Data for the task:
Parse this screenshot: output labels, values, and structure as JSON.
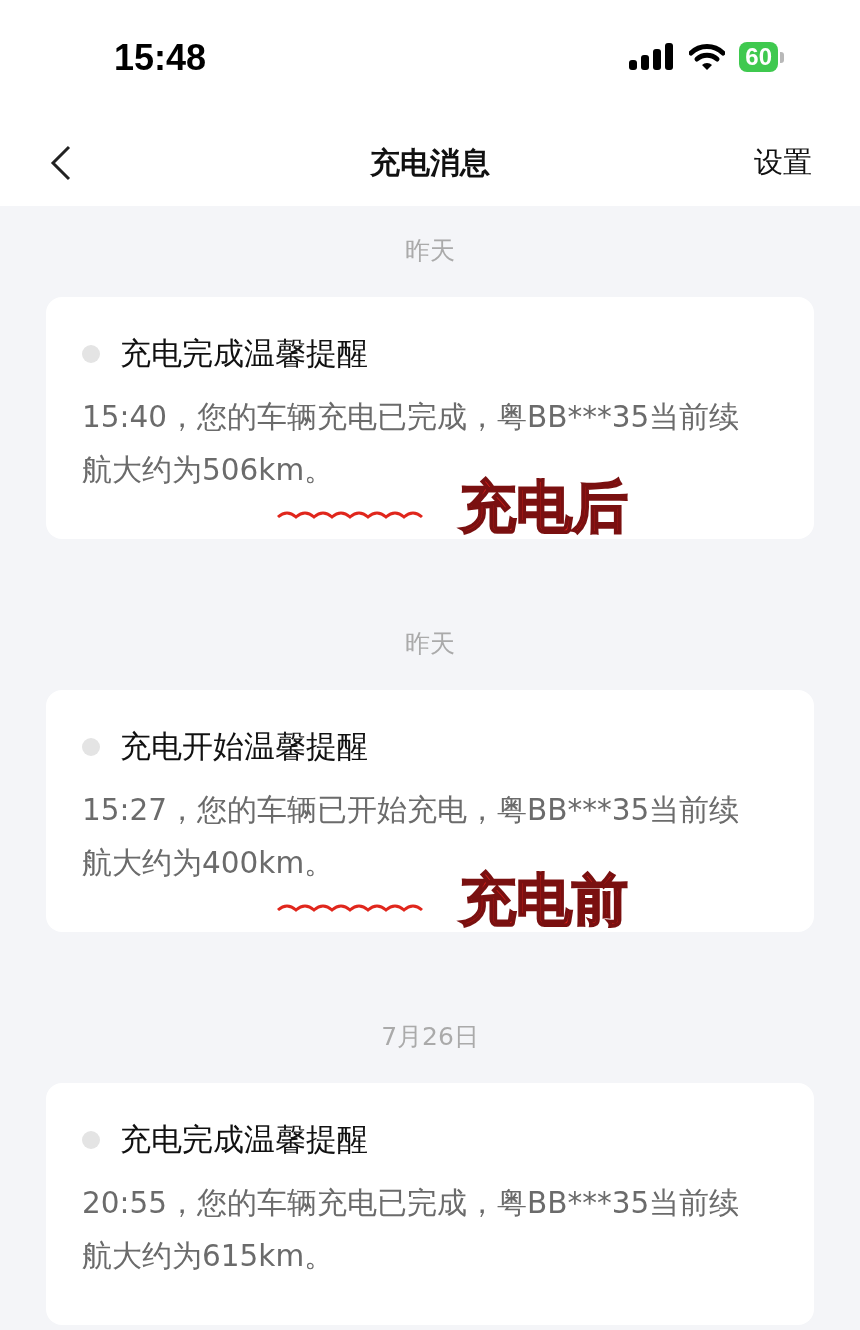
{
  "status_bar": {
    "time": "15:48",
    "battery": "60"
  },
  "nav": {
    "title": "充电消息",
    "action": "设置"
  },
  "messages": [
    {
      "date": "昨天",
      "title": "充电完成温馨提醒",
      "body": "15:40，您的车辆充电已完成，粤BB***35当前续航大约为506km。",
      "annotation": "充电后"
    },
    {
      "date": "昨天",
      "title": "充电开始温馨提醒",
      "body": "15:27，您的车辆已开始充电，粤BB***35当前续航大约为400km。",
      "annotation": "充电前"
    },
    {
      "date": "7月26日",
      "title": "充电完成温馨提醒",
      "body": "20:55，您的车辆充电已完成，粤BB***35当前续航大约为615km。"
    }
  ]
}
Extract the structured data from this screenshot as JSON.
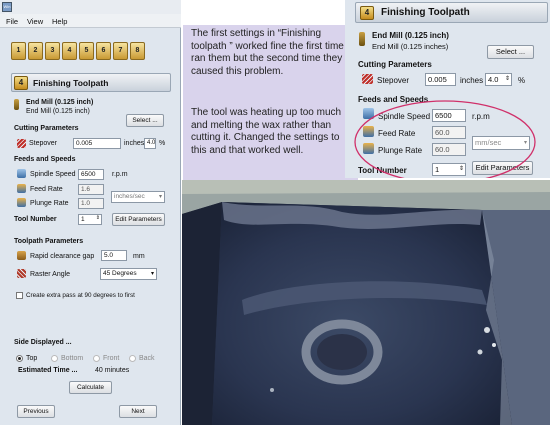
{
  "left_app": {
    "window_icon_text": "Win 3D",
    "menu": [
      "File",
      "View",
      "Help"
    ],
    "toolbar_icons": [
      "1",
      "2",
      "3",
      "4",
      "5",
      "6",
      "7",
      "8"
    ],
    "section_title": "Finishing Toolpath",
    "tool_name": "End Mill (0.125 inch)",
    "tool_desc": "End Mill (0.125 inch)",
    "select_label": "Select ...",
    "cutting_params_label": "Cutting Parameters",
    "stepover_label": "Stepover",
    "stepover_value": "0.005",
    "stepover_unit": "inches",
    "stepover_pct": "4.0",
    "pct_symbol": "%",
    "feeds_label": "Feeds and Speeds",
    "spindle_label": "Spindle Speed",
    "spindle_value": "6500",
    "spindle_unit": "r.p.m",
    "feed_label": "Feed Rate",
    "feed_value": "1.6",
    "plunge_label": "Plunge Rate",
    "plunge_value": "1.0",
    "rate_unit": "inches/sec",
    "tool_number_label": "Tool Number",
    "tool_number_value": "1",
    "edit_params_label": "Edit Parameters",
    "toolpath_params_label": "Toolpath Parameters",
    "rapid_label": "Rapid clearance gap",
    "rapid_value": "5.0",
    "rapid_unit": "mm",
    "raster_label": "Raster Angle",
    "raster_value": "45 Degrees",
    "extra_pass_label": "Create extra pass at 90 degrees to first",
    "side_label": "Side Displayed ...",
    "sides": [
      "Top",
      "Bottom",
      "Front",
      "Back"
    ],
    "est_time_label": "Estimated Time ...",
    "est_time_value": "40 minutes",
    "calculate_label": "Calculate",
    "previous_label": "Previous",
    "next_label": "Next"
  },
  "note": {
    "para1": "The first settings in “Finishing toolpath ” worked fine the first time I ran them but the second time they caused this problem.",
    "para2": "The tool was heating up too much and melting the wax rather than cutting it. Changed the settings to this and that worked well."
  },
  "right_panel": {
    "section_title": "Finishing Toolpath",
    "tool_name": "End Mill (0.125 inch)",
    "tool_desc": "End Mill (0.125 inches)",
    "select_label": "Select ...",
    "cutting_params_label": "Cutting Parameters",
    "stepover_label": "Stepover",
    "stepover_value": "0.005",
    "stepover_unit": "inches",
    "stepover_pct": "4.0",
    "pct_symbol": "%",
    "feeds_label": "Feeds and Speeds",
    "spindle_label": "Spindle Speed",
    "spindle_value": "6500",
    "spindle_unit": "r.p.m",
    "feed_label": "Feed Rate",
    "feed_value": "60.0",
    "plunge_label": "Plunge Rate",
    "plunge_value": "60.0",
    "rate_unit": "mm/sec",
    "tool_number_label": "Tool Number",
    "tool_number_value": "1",
    "edit_params_label": "Edit Parameters"
  },
  "colors": {
    "panel_bg": "#dfe6ee",
    "note_bg": "#d9d3ec",
    "highlight_ellipse": "#d0306a"
  }
}
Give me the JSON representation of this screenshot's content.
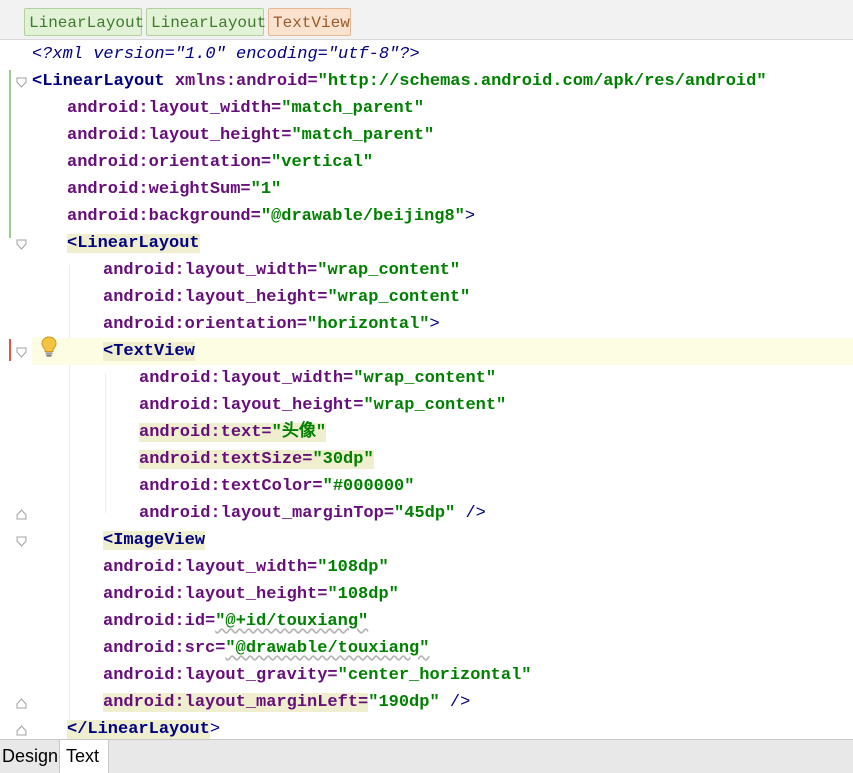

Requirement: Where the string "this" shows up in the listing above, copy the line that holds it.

Written answer:
Parse this screenshot: output labels, values, and structure as JSON.
Extract the structured data from this screenshot as JSON.
    "para1": "The first settings in “Finishing toolpath ” worked fine the first time I ran them but the second time they caused this problem.",
    "para2": "The tool was heating up too much and melting the wax rather than cutting it. Changed the settings to this and that worked well."
Give me the JSON representation of this screenshot's content.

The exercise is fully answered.